• [Instructions for the task]:
Your response should contain each line of the data that includes "icon".

• [Interface dataset entries]:
-=-=-

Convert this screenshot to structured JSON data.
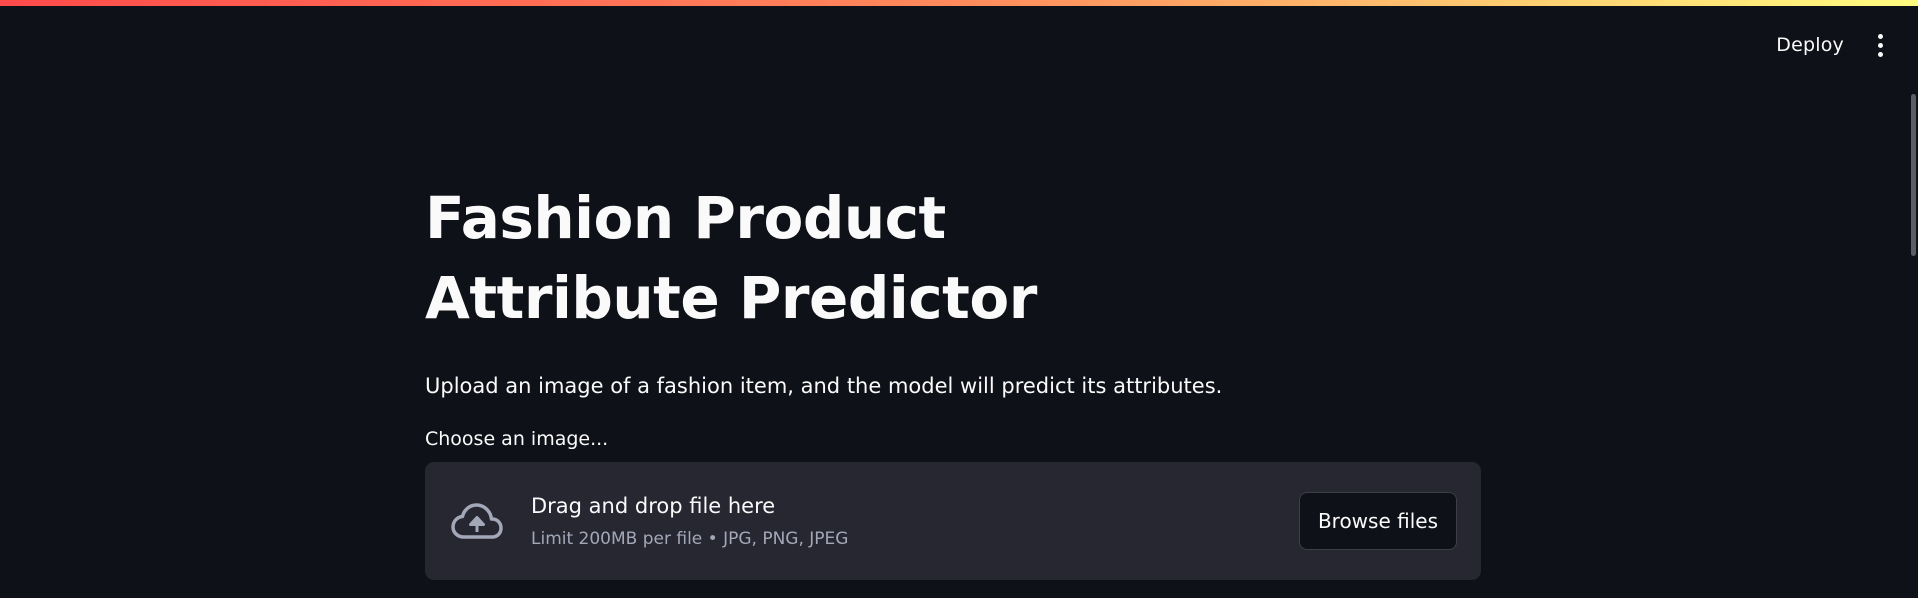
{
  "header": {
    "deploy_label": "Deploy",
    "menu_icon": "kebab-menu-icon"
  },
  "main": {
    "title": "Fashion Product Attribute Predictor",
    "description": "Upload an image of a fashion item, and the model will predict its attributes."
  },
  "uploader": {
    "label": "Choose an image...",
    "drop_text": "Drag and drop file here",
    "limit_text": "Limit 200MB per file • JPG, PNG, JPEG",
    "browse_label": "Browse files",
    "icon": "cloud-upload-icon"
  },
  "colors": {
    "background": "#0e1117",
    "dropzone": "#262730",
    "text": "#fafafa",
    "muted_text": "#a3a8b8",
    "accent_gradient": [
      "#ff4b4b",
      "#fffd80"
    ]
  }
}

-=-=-

• [Task answer]:
    "menu_icon": "kebab-menu-icon"
    "icon": "cloud-upload-icon"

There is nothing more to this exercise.